* What to produce
Restate the entries below verbatim.

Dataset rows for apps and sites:
■ ■ ■ ■ ■ ■ ■

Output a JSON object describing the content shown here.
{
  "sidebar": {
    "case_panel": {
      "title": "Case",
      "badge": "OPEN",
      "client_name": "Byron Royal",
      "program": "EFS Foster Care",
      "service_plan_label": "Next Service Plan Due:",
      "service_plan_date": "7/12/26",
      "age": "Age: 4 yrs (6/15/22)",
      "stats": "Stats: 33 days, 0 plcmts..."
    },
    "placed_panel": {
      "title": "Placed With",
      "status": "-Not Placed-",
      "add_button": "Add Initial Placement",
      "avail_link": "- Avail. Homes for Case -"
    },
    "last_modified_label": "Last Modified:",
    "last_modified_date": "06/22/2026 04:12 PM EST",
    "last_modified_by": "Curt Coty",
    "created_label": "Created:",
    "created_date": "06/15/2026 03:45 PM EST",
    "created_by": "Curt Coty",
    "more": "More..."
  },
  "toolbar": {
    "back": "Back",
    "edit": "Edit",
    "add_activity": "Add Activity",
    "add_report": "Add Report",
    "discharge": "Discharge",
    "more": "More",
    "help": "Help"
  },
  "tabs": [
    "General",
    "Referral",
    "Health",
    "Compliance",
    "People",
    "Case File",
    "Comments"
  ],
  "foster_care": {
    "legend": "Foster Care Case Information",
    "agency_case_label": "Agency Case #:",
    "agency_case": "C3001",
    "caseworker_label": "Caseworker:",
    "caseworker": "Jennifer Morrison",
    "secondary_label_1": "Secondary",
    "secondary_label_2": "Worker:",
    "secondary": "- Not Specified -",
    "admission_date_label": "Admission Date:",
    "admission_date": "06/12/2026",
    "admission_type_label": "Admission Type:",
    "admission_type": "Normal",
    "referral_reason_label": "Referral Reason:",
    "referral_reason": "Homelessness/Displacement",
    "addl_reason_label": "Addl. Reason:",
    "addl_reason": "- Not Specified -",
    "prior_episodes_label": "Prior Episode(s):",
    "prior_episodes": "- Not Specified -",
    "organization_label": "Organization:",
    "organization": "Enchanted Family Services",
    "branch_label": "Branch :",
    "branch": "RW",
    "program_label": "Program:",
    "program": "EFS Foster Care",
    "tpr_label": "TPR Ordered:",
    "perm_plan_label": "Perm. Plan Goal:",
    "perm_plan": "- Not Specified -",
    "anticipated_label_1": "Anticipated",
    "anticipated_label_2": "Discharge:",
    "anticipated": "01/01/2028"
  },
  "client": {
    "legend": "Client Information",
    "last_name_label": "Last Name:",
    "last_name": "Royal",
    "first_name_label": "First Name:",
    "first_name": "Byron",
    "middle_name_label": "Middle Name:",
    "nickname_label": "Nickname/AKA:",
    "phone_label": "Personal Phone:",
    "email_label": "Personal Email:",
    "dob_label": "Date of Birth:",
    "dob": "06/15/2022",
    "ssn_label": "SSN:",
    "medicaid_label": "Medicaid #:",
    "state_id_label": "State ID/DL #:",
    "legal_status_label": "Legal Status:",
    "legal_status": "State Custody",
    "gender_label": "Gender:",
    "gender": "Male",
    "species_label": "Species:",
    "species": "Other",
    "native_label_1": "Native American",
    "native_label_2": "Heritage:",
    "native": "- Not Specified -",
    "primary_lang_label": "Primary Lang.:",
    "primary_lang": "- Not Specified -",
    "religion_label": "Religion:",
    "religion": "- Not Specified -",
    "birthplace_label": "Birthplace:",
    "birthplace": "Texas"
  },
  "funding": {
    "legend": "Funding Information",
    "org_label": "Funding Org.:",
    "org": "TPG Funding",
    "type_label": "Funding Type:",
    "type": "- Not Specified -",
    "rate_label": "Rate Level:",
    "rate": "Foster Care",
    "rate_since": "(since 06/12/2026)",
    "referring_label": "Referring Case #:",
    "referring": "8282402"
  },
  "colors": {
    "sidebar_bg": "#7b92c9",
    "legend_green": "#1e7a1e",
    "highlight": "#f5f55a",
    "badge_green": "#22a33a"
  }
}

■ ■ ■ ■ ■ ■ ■

* Solution to this problem
Output a JSON object describing the content shown here.
{
  "sidebar": {
    "case_panel": {
      "title": "Case",
      "badge": "OPEN",
      "client_name": "Byron Royal",
      "program": "EFS Foster Care",
      "service_plan_label": "Next Service Plan Due:",
      "service_plan_date": "7/12/26",
      "age": "Age: 4 yrs (6/15/22)",
      "stats": "Stats: 33 days, 0 plcmts..."
    },
    "placed_panel": {
      "title": "Placed With",
      "status": "-Not Placed-",
      "add_button": "Add Initial Placement",
      "avail_link": "- Avail. Homes for Case -"
    },
    "last_modified_label": "Last Modified:",
    "last_modified_date": "06/22/2026 04:12 PM EST",
    "last_modified_by": "Curt Coty",
    "created_label": "Created:",
    "created_date": "06/15/2026 03:45 PM EST",
    "created_by": "Curt Coty",
    "more": "More..."
  },
  "toolbar": {
    "back": "Back",
    "edit": "Edit",
    "add_activity": "Add Activity",
    "add_report": "Add Report",
    "discharge": "Discharge",
    "more": "More",
    "help": "Help"
  },
  "tabs": [
    "General",
    "Referral",
    "Health",
    "Compliance",
    "People",
    "Case File",
    "Comments"
  ],
  "foster_care": {
    "legend": "Foster Care Case Information",
    "agency_case_label": "Agency Case #:",
    "agency_case": "C3001",
    "caseworker_label": "Caseworker:",
    "caseworker": "Jennifer Morrison",
    "secondary_label_1": "Secondary",
    "secondary_label_2": "Worker:",
    "secondary": "- Not Specified -",
    "admission_date_label": "Admission Date:",
    "admission_date": "06/12/2026",
    "admission_type_label": "Admission Type:",
    "admission_type": "Normal",
    "referral_reason_label": "Referral Reason:",
    "referral_reason": "Homelessness/Displacement",
    "addl_reason_label": "Addl. Reason:",
    "addl_reason": "- Not Specified -",
    "prior_episodes_label": "Prior Episode(s):",
    "prior_episodes": "- Not Specified -",
    "organization_label": "Organization:",
    "organization": "Enchanted Family Services",
    "branch_label": "Branch :",
    "branch": "RW",
    "program_label": "Program:",
    "program": "EFS Foster Care",
    "tpr_label": "TPR Ordered:",
    "perm_plan_label": "Perm. Plan Goal:",
    "perm_plan": "- Not Specified -",
    "anticipated_label_1": "Anticipated",
    "anticipated_label_2": "Discharge:",
    "anticipated": "01/01/2028"
  },
  "client": {
    "legend": "Client Information",
    "last_name_label": "Last Name:",
    "last_name": "Royal",
    "first_name_label": "First Name:",
    "first_name": "Byron",
    "middle_name_label": "Middle Name:",
    "nickname_label": "Nickname/AKA:",
    "phone_label": "Personal Phone:",
    "email_label": "Personal Email:",
    "dob_label": "Date of Birth:",
    "dob": "06/15/2022",
    "ssn_label": "SSN:",
    "medicaid_label": "Medicaid #:",
    "state_id_label": "State ID/DL #:",
    "legal_status_label": "Legal Status:",
    "legal_status": "State Custody",
    "gender_label": "Gender:",
    "gender": "Male",
    "species_label": "Species:",
    "species": "Other",
    "native_label_1": "Native American",
    "native_label_2": "Heritage:",
    "native": "- Not Specified -",
    "primary_lang_label": "Primary Lang.:",
    "primary_lang": "- Not Specified -",
    "religion_label": "Religion:",
    "religion": "- Not Specified -",
    "birthplace_label": "Birthplace:",
    "birthplace": "Texas"
  },
  "funding": {
    "legend": "Funding Information",
    "org_label": "Funding Org.:",
    "org": "TPG Funding",
    "type_label": "Funding Type:",
    "type": "- Not Specified -",
    "rate_label": "Rate Level:",
    "rate": "Foster Care",
    "rate_since": "(since 06/12/2026)",
    "referring_label": "Referring Case #:",
    "referring": "8282402"
  },
  "colors": {
    "sidebar_bg": "#7b92c9",
    "legend_green": "#1e7a1e",
    "highlight": "#f5f55a",
    "badge_green": "#22a33a"
  }
}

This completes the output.